Getting Down Under Coffee in Australia

When one thinks of Australia, surfing, hiking, kangaroos and crocs may come to mind, but coffee? Well, Australia is changing the way the world thinks about coffee.

Breaking all of the rules, many people in Australia have turned to coffee growing in hopes to evolve the way we view coffee. Due to Australia's low production, it is not yet recognized as a coffee producing country, but that soon may change.

The Next Big Producer of Coffee?

The climate, location, and soil content of various parts of Australia scream coffee and we hope that in the next few decades, Australia will turn around java and bring a new interest to coffee.

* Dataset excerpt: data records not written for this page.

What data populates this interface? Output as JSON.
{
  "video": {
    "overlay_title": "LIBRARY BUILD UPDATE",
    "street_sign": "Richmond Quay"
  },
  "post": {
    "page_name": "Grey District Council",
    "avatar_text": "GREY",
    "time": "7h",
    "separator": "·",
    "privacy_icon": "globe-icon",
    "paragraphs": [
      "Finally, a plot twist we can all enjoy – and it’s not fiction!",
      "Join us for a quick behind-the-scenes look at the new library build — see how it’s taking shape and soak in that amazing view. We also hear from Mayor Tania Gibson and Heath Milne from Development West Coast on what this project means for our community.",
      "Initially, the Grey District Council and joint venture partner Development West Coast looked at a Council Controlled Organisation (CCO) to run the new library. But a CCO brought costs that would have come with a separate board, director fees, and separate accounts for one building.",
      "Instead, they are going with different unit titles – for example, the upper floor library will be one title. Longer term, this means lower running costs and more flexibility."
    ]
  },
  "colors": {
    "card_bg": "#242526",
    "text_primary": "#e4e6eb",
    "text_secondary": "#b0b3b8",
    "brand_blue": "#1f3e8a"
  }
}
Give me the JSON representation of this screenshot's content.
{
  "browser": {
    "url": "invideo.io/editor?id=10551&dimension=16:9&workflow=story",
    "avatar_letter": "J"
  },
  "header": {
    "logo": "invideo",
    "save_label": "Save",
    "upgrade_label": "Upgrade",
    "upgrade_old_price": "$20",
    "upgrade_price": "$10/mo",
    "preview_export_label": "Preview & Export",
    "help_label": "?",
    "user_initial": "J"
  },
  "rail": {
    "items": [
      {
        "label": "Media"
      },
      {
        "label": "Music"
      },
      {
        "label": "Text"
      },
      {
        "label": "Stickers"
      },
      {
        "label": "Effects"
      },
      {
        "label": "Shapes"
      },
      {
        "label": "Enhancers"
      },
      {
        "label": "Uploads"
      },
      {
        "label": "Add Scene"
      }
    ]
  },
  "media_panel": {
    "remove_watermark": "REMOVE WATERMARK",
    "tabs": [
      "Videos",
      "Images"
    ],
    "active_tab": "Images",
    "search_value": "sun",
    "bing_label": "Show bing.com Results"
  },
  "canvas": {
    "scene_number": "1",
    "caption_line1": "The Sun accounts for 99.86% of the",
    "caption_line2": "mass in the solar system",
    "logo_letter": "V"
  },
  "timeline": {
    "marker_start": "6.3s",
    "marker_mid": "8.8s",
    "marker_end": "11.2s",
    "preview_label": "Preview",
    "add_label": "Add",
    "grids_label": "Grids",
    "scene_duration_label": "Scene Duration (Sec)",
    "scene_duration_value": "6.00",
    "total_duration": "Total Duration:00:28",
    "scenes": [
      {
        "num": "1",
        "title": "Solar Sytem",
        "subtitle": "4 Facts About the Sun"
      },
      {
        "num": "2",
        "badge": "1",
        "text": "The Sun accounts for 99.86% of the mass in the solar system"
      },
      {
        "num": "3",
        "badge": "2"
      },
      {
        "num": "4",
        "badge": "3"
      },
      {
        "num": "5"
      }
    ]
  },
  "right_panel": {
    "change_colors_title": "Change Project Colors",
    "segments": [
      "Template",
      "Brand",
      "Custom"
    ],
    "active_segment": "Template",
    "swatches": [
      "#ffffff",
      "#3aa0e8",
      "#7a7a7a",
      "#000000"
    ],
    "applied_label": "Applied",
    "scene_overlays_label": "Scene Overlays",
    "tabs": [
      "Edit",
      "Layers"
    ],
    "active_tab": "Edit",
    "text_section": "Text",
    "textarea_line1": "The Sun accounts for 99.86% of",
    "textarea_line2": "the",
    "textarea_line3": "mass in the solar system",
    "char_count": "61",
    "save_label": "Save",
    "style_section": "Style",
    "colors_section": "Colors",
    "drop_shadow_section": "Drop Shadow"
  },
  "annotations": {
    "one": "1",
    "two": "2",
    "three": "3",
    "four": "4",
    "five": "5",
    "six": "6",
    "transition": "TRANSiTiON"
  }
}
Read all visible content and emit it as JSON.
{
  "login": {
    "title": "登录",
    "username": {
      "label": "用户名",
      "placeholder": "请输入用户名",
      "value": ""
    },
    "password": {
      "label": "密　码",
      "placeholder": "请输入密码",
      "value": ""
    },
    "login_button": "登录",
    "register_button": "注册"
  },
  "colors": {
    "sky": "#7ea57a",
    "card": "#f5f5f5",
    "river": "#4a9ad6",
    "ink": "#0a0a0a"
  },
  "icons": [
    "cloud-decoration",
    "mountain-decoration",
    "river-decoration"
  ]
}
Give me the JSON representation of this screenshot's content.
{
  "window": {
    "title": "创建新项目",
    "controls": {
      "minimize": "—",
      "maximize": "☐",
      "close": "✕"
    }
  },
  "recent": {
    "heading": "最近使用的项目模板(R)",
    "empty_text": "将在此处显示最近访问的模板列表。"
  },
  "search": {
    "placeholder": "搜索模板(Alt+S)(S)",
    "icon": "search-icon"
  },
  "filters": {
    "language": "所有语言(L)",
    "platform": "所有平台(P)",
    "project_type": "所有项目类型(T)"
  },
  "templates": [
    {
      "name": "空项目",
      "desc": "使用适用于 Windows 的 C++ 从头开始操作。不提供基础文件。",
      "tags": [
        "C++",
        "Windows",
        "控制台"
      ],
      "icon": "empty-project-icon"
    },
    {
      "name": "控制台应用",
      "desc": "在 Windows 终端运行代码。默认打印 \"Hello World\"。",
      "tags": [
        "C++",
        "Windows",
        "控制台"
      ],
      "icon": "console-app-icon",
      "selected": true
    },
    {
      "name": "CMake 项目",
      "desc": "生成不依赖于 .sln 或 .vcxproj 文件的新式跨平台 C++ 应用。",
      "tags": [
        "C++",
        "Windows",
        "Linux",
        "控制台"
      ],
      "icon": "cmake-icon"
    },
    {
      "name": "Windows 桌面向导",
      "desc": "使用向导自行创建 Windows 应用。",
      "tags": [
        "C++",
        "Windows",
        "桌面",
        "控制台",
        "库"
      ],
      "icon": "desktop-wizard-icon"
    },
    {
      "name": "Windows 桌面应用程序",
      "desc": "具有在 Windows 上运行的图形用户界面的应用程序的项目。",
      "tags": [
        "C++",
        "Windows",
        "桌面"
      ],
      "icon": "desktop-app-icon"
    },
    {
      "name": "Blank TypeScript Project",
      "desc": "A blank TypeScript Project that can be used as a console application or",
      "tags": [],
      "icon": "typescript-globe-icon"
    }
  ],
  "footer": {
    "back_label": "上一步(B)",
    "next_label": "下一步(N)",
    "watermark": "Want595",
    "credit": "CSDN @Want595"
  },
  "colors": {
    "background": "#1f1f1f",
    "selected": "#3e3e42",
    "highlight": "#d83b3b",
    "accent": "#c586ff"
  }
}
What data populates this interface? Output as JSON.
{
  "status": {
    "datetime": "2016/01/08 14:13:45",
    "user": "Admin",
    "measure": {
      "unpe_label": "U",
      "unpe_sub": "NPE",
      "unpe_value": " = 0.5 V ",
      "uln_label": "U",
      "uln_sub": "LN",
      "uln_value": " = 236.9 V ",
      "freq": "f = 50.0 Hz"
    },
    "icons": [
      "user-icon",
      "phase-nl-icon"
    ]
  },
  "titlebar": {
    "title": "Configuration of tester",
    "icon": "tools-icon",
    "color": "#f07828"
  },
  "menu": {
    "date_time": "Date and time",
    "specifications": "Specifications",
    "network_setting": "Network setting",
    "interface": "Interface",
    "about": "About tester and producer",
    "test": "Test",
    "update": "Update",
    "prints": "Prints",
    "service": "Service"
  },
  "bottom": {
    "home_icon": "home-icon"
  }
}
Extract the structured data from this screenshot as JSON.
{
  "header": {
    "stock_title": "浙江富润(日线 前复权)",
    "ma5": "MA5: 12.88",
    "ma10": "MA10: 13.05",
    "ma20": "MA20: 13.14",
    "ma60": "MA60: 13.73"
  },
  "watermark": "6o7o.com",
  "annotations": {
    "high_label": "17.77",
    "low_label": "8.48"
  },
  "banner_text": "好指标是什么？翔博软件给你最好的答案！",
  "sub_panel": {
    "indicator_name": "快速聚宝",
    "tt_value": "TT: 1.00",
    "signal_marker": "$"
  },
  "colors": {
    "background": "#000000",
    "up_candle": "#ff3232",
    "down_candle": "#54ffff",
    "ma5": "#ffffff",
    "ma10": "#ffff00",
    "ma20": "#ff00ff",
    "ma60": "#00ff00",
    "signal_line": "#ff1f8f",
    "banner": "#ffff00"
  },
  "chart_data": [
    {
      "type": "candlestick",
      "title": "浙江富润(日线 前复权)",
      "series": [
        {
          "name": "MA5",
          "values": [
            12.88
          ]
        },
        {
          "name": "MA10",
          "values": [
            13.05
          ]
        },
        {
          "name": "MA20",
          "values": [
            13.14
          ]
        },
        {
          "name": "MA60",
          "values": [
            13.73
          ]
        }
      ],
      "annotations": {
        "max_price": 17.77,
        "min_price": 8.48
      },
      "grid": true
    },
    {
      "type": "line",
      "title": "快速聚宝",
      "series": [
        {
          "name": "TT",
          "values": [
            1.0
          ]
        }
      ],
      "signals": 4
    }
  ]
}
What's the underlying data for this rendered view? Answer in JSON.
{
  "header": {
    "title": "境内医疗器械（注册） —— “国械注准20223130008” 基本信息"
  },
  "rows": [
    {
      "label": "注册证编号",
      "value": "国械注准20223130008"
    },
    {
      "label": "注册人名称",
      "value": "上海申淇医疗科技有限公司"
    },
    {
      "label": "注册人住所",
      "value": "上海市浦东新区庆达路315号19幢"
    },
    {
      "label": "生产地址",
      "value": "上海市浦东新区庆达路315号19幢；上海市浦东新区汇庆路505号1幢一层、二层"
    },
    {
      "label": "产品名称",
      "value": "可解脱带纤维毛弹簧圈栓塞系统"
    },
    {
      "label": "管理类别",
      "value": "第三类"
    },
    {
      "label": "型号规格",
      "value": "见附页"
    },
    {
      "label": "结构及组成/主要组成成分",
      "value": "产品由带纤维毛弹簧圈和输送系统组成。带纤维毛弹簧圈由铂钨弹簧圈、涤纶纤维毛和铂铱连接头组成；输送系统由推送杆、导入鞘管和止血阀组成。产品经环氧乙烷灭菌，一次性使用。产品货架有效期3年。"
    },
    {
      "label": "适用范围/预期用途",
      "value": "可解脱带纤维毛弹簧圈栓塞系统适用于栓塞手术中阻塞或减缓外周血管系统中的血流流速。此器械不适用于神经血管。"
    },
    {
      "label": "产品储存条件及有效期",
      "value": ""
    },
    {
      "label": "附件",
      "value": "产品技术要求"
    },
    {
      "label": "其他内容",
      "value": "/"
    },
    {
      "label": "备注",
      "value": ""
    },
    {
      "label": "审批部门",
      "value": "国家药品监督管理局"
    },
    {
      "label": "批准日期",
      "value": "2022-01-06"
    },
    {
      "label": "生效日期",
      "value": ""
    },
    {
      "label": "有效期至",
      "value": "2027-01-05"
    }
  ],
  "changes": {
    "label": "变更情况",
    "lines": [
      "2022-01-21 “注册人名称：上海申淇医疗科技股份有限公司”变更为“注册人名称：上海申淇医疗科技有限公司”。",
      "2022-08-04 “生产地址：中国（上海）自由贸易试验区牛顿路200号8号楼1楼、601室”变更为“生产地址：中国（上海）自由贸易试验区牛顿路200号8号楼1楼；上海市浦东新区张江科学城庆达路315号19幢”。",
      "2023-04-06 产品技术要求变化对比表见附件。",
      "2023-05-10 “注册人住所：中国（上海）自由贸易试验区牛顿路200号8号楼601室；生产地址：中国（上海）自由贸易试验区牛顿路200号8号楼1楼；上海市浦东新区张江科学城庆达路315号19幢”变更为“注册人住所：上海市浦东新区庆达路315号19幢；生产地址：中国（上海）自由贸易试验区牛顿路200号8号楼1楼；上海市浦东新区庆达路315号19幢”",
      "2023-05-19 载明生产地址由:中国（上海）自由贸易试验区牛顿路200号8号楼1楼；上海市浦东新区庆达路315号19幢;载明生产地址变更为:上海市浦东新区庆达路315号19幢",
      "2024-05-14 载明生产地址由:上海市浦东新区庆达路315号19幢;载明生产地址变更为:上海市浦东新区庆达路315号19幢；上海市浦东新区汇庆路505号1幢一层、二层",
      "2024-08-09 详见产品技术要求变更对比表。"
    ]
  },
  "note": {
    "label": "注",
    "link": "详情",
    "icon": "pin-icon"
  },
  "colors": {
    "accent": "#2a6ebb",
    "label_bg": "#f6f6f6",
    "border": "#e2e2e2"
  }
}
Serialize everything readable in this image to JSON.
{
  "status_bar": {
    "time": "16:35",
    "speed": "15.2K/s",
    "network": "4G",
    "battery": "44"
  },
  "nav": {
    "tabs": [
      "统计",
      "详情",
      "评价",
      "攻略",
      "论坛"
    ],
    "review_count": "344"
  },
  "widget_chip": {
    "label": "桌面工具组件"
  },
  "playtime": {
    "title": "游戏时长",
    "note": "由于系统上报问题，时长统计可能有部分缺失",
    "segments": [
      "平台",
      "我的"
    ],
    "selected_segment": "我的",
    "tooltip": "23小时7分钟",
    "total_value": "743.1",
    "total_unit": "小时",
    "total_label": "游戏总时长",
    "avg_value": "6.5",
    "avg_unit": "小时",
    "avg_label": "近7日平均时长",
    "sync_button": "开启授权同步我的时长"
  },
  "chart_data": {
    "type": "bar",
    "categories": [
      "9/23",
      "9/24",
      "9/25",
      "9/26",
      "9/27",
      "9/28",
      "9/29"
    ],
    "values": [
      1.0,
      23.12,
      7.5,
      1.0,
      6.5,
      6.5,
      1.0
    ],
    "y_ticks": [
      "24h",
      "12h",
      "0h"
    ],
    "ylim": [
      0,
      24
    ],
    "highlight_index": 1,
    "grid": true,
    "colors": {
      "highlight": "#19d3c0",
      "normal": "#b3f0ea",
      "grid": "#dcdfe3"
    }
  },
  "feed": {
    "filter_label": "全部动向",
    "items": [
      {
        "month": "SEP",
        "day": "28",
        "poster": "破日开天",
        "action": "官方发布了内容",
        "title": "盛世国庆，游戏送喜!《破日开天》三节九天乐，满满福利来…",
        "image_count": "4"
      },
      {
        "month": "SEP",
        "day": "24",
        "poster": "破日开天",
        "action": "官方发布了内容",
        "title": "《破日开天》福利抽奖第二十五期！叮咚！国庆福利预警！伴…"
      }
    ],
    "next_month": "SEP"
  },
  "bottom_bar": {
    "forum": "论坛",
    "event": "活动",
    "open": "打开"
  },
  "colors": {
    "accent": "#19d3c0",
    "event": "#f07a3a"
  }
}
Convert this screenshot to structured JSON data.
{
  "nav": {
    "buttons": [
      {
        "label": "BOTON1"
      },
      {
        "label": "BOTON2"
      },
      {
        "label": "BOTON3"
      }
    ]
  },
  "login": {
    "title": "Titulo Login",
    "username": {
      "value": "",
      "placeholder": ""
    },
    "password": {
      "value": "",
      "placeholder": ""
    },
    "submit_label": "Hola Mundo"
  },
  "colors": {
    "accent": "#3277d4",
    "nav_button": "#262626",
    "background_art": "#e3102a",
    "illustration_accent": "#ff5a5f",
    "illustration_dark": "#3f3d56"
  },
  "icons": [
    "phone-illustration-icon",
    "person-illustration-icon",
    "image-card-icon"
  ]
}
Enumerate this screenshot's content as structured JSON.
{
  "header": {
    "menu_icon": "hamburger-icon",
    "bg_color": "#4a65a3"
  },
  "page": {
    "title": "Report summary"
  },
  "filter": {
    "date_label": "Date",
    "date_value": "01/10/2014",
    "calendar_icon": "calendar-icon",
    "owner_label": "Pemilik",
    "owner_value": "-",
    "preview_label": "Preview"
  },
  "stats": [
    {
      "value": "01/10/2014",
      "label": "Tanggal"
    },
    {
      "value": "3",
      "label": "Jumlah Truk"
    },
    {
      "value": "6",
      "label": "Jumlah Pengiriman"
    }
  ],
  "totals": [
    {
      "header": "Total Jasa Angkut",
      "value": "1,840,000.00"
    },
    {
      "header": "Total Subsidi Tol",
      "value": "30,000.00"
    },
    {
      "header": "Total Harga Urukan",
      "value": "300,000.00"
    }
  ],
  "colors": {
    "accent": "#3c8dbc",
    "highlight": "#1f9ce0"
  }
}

The majority of coffees are produced in the areas between the Tropic of Cancer and the Tropic of Capricorn.

Australia, the world's smallest continent, is located comfortably within these lines, with similar latitudes as Guatemala, El Salvador, Jamaica, Ethiopia and India. In the Northern Australia, home to the popular Australia Coffee & Tea Exporters company and plantations in the state of Queensland, the average temperature lays between 20 and 25 degrees Celsius with an average rainfall between 1300 and 1700 mm per annum with mild to medium humidity, all perfect conditions for growing coffee trees.

Perfect Soil for Organic Growing

For those of us that think Australian soil is too arid for proper coffee production, it would be a surprise to note that the soil of Northern Australia has a pH between 5 and 6 (again ideal for coffee!) and contains a variety of natural minerals that aid in great tasting coffee beans such as magnesium, calcium, phosphorous and potassium. There are dozens of reputable growers throughout the states of Australia that hope to continue producing wonderful coffee.

Due to the relatively new introduction of coffee trees to the continent, many of the growers are dedicated to organic growing techniques. This is an environmentally sound way to produce any foodstuff and something we hope becomes more popular with coffee growers around the globe.

So, when you think of Australia, bite your tongue to avoid saying the humdrum "Shrimp on the Barbi" that will assuredly make your Aussie friends groan. Instead, comment on their local coffees with hopes that more people will turn their heads to the fine quality of Australian coffee beans.

Recipe: World's Best Coffee Ice Cream



To crush espresso beans: Use a mortar and pestle or back of a heavy pan and roughly crush. Chill in refrigerator before adding to ice cream. Add sweet cream custard base to ice cream machine (for recipe, see below). Follow manufacturer's instructions.

Two minutes before completion of freezing in machine, or just as the ice cream begins to stiffen, add the espresso beans. Freeze until just hardened and enjoy!

Sweet Cream Custard Base:



In a heavy-bottomed saucepan, combine milk, cream, sugar and vanilla. Heat over a medium heat until hot: NOT boiling. Stir occasionally to release the "caviar" from the vanilla beans. In a separate bowl, gently whisk egg yolks.

Once cream mixture is hot, add approximately one cup, or one ladle full, cream mixture into the eggs, whisking constantly. This allows the eggs to heat without curdling or scrambling. This step is crucial and must not be skipped.

After eggs and cream are mixed, pour the entire contents of the bowl into the saucepan, again, whisking constantly. Cook until thick, anywhere from five to ten minutes.

Occasionally, remove pan from heat and whisk for a few seconds off the heat. This will prevent the eggs from scrambling at this stage in the process.

To test doneness, dip a wooden spoon into the custard. It should completely coat the back of the spoon. Then, make a line through the custard with your finger. If the line is easily and cleanly made the custard is finished.

Allow to completely cool in refrigerator before using in ice cream.

Makes 1 quart ice cream.

Store in an airtight container in the freezer. For extra flavor and crunch, also add ¼ Cup chopped almonds